Wednesday, May 14, 2008

Fire and Ice - Close Reading

Fire and Ice
Robert Frost

"Some say the world will end in fire,
Some say in ice.
From what I've tasted of desire
I hold with those who favour fire.
But if it had to perish twice,
I think I know enough of hate
To say that for destruction ice
Is also great
And would suffice."

It's interesting that Frost gave different emotions to the two elements of Fire and Ice, though both the elements and the emotions fit well together. Classically, fire is seen as being passionate, while ice is seen as being distant and unfriendly. While both elements can be seen as agents of destruction, they can also be seen as symbols of rebirth. For example, when a forest catches on fire, the trees burn and the animals are killed or are forced to leave. After a little while, however, the fire goes out and the soil becomes richer from the burnt materials. During winter, the world is covered in ice. Plants die and animals hibernate, but when spring comes and the snow melts, life can begin again. It's interesting how the syllables in the lines jump between nine, eight, seven, and four. I'm not entirely sure why that would be, maybe just so he could fit everything, but maybe the staggering and jumping around of lines is supposed to show that life isn't predictable and no one knows how anything is really going to end and that the narrator's guess is as good as anyone's.

1 comment:

Amy L said...

I think Frost's poem is very interesting and somewhat mysterious in a way.
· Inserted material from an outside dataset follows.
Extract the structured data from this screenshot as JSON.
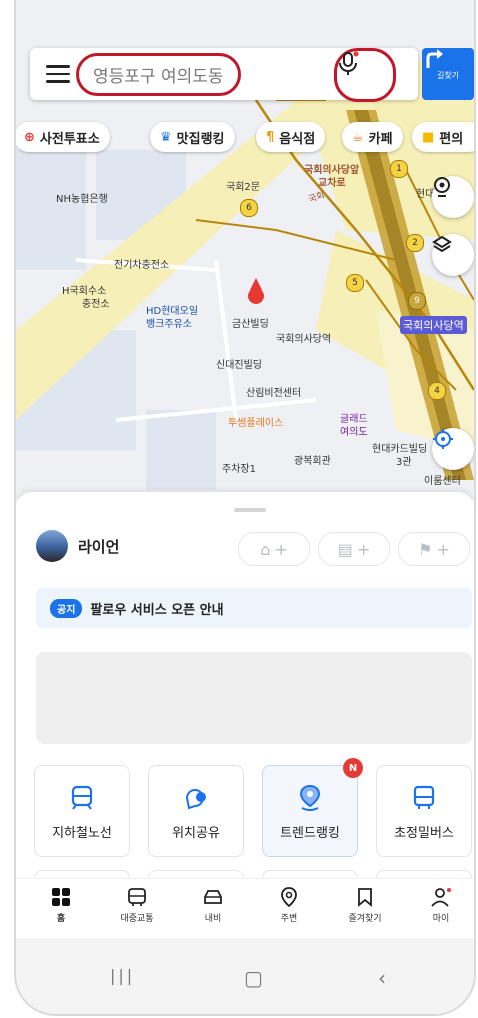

Although we are somewhat clear on what he is trying to express through using the elements, there is a sort of eeriness about poem, making the reader wonder why he chose to write about this in the first place.